Ben Turner  :  58-74  

"Ernie" Green and the in-a-way similar Ben Turner were not WHS superstars, just quiet, undemonstrative guys who did their job. And, for those prepared to make a commitment to their subjects, they did it well. Ernie did his best with us, who in my case was more rough and sporty than artistic. I am not sure that WHS never had a pupil "worse" at art than me, so Ernie's best efforts were in vain.
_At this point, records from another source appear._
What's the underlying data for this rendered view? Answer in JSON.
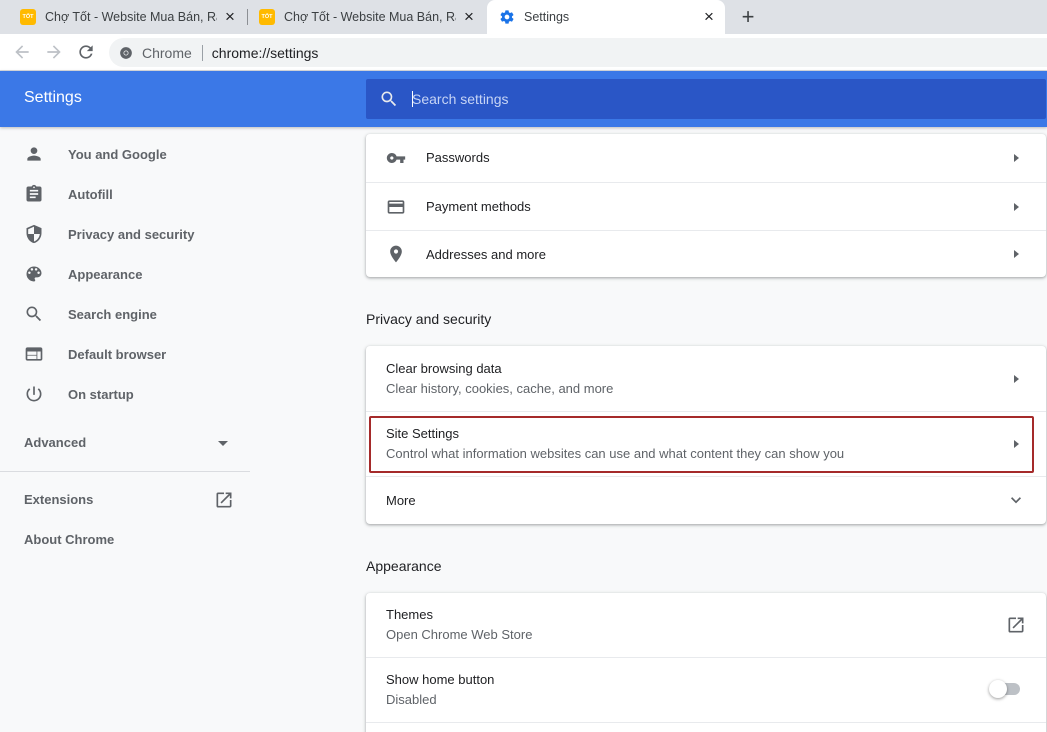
{
  "tabs": [
    {
      "title": "Chợ Tốt - Website Mua Bán, Rao",
      "favicon_text": "TỐT",
      "active": false
    },
    {
      "title": "Chợ Tốt - Website Mua Bán, Rao",
      "favicon_text": "TỐT",
      "active": false
    },
    {
      "title": "Settings",
      "active": true
    }
  ],
  "omnibox": {
    "site": "Chrome",
    "url": "chrome://settings"
  },
  "header": {
    "title": "Settings",
    "search_placeholder": "Search settings"
  },
  "sidebar": {
    "items": [
      {
        "label": "You and Google",
        "icon": "person-icon"
      },
      {
        "label": "Autofill",
        "icon": "clipboard-icon"
      },
      {
        "label": "Privacy and security",
        "icon": "shield-icon"
      },
      {
        "label": "Appearance",
        "icon": "palette-icon"
      },
      {
        "label": "Search engine",
        "icon": "search-icon"
      },
      {
        "label": "Default browser",
        "icon": "browser-icon"
      },
      {
        "label": "On startup",
        "icon": "power-icon"
      }
    ],
    "advanced": "Advanced",
    "extensions": "Extensions",
    "about": "About Chrome"
  },
  "autofill_card": {
    "rows": [
      {
        "label": "Passwords",
        "icon": "key-icon"
      },
      {
        "label": "Payment methods",
        "icon": "credit-card-icon"
      },
      {
        "label": "Addresses and more",
        "icon": "location-pin-icon"
      }
    ]
  },
  "privacy": {
    "section_title": "Privacy and security",
    "rows": [
      {
        "title": "Clear browsing data",
        "subtitle": "Clear history, cookies, cache, and more"
      },
      {
        "title": "Site Settings",
        "subtitle": "Control what information websites can use and what content they can show you"
      }
    ],
    "more": "More"
  },
  "appearance": {
    "section_title": "Appearance",
    "themes_title": "Themes",
    "themes_sub": "Open Chrome Web Store",
    "home_title": "Show home button",
    "home_sub": "Disabled",
    "home_enabled": false
  },
  "colors": {
    "header_blue": "#3b78e7",
    "search_blue": "#2a56c6",
    "highlight": "#a52a2a",
    "favicon": "#ffba00"
  }
}
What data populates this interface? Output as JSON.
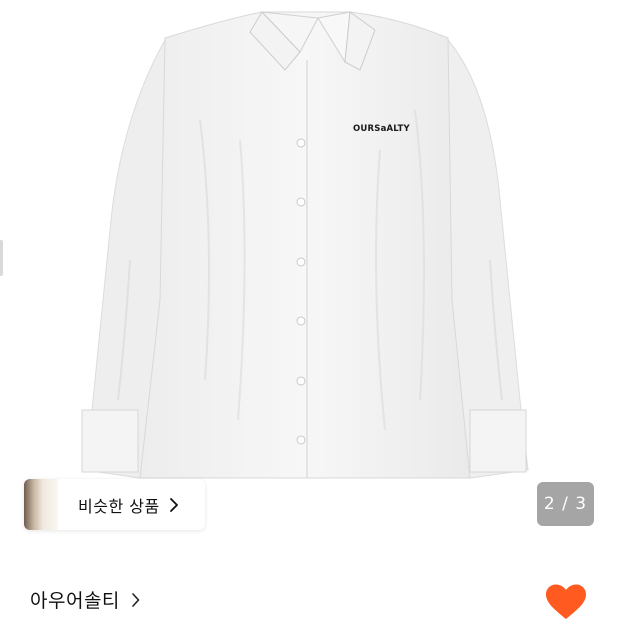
{
  "gallery": {
    "logo_text": "OURSaALTY",
    "counter": "2 / 3"
  },
  "similar": {
    "label": "비슷한 상품"
  },
  "brand": {
    "name": "아우어솔티"
  },
  "like": {
    "active": true,
    "color": "#ff5a1f"
  },
  "icons": [
    "chevron-right-icon",
    "heart-icon"
  ]
}
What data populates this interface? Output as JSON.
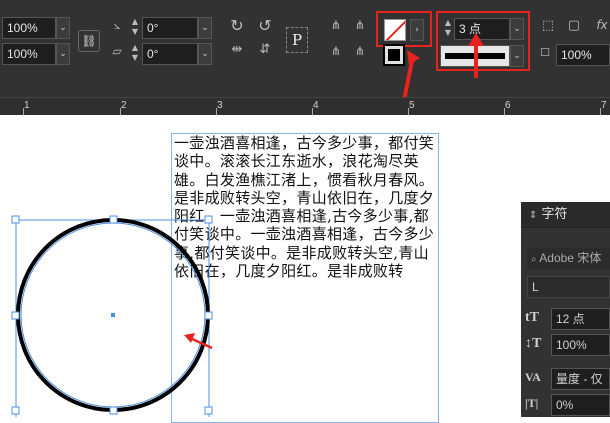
{
  "toolbar": {
    "scale_x": "100%",
    "scale_y": "100%",
    "rotate_angle": "0°",
    "shear_angle": "0°",
    "stroke_weight": "3 点",
    "opacity": "100%",
    "fx_label": "fx",
    "p_label": "P"
  },
  "ruler": {
    "marks": [
      "1",
      "2",
      "3",
      "4",
      "5",
      "6",
      "7"
    ]
  },
  "document": {
    "text": "一壶浊酒喜相逢，古今多少事，都付笑谈中。滚滚长江东逝水，浪花淘尽英雄。白发渔樵江渚上，惯看秋月春风。是非成败转头空，青山依旧在，几度夕阳红。一壶浊酒喜相逢,古今多少事,都付笑谈中。一壶浊酒喜相逢，古今多少事,都付笑谈中。是非成败转头空,青山依旧在，几度夕阳红。是非成败转"
  },
  "character_panel": {
    "title": "字符",
    "font_family": "Adobe 宋体",
    "font_style": "L",
    "font_size": "12 点",
    "vertical_scale": "100%",
    "kerning": "量度 - 仅",
    "tracking": "0%"
  },
  "colors": {
    "highlight_red": "#e8231f",
    "selection_blue": "#4a90e2",
    "ui_dark": "#323232"
  }
}
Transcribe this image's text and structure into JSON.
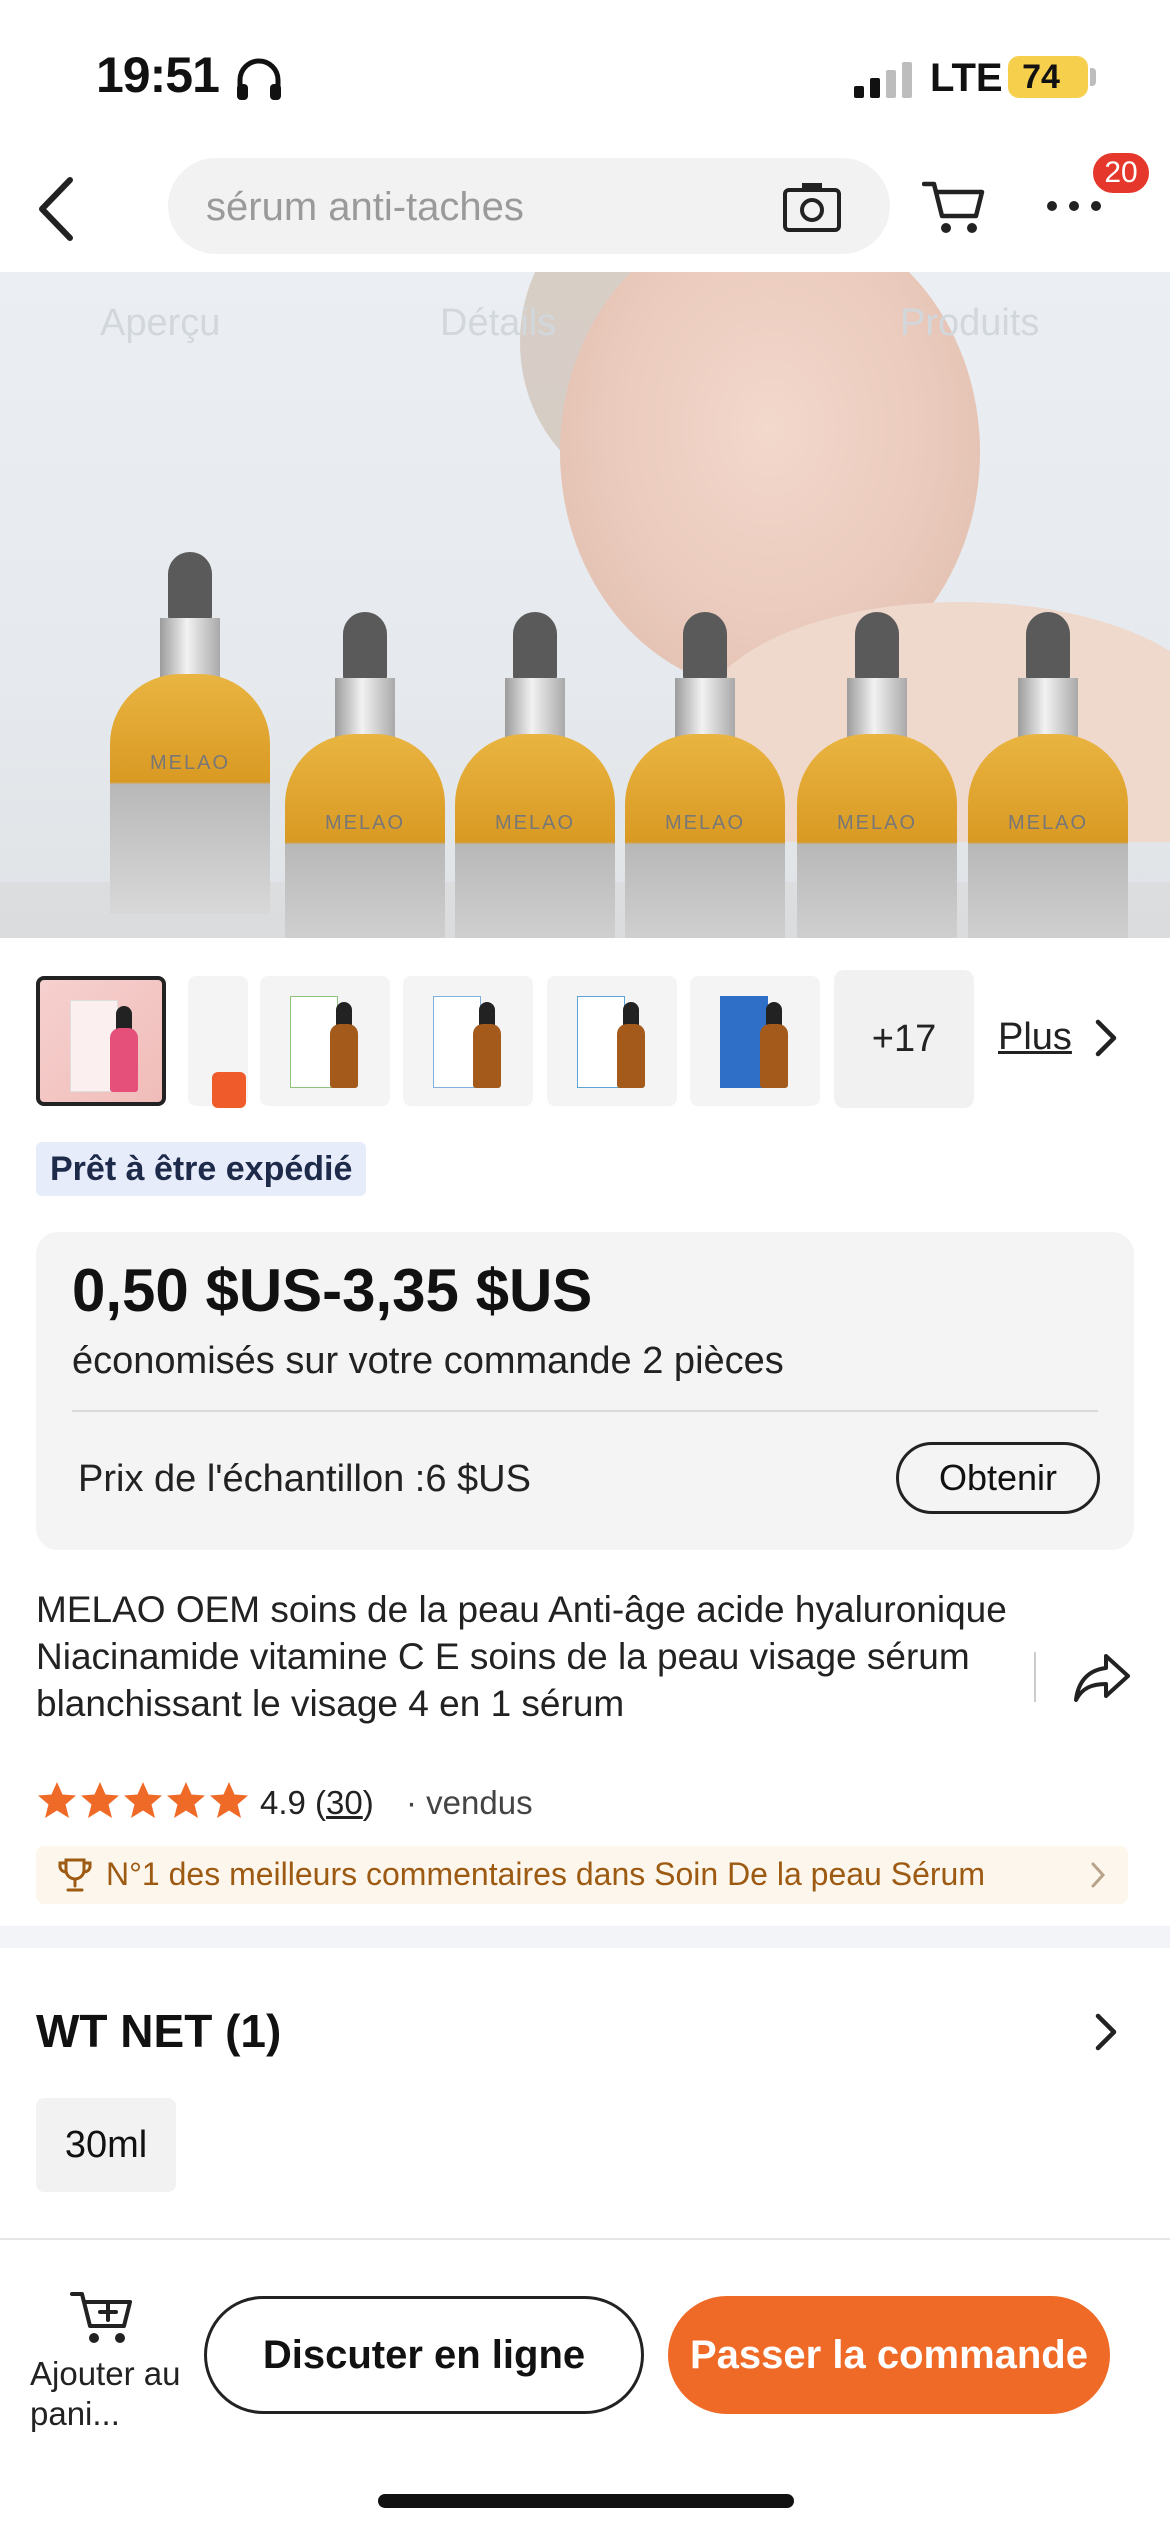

Ben Turner, however, was a different case. He was absolutely unpretentious, gruff, taciturn, hard to get to know, yet I for one loved his classes. He would gather us round his bench at the front, demonstrate how to plane a piece of wood straight, and then we'd go and try to copy what he'd done. You don't need a PhD in Education to recognize this technique, but it damned well worked. I turned out tables, shelves, all more or less 'true' under Mr Turner's guidance. There was never a wasted hour with him: that's for sure and certain.

30 years later I still used the shelves I made at Woolverstone. Sadly, in one of the many moves that English people seem to make, the last remaining Woolvo artefact got lost somehow. All that remains are the memories of this honest, fair, decent chap who taught us woodwork.

I never realized till decades later how much we owed to those teachers. Not the stars of the show, but the engine room boys, the ones without whom it just wouldn't have been the total educational experience that it was. And I salute those in power who drew up the curriculum, who ensured we had a "balanced diet" of subjects, who made it possible for me, for example (but I can't have been alone) to leave Woolverstone with practical skills which have been of immense benefit to me over many years since.

I eventually got the chance to tell Ben Turner how much I appreciated his classes when we had a reunion with some of the masters at the Butt & Oyster - what a memorable day that was.

PS I never found out till later that he had been a fighter pilot in WWII. We never asked him about the war and he never mentioned it - both of which I now regret. He was a hero in fact, in more ways than one. Chris Snuggs - Berners/Halls 58-65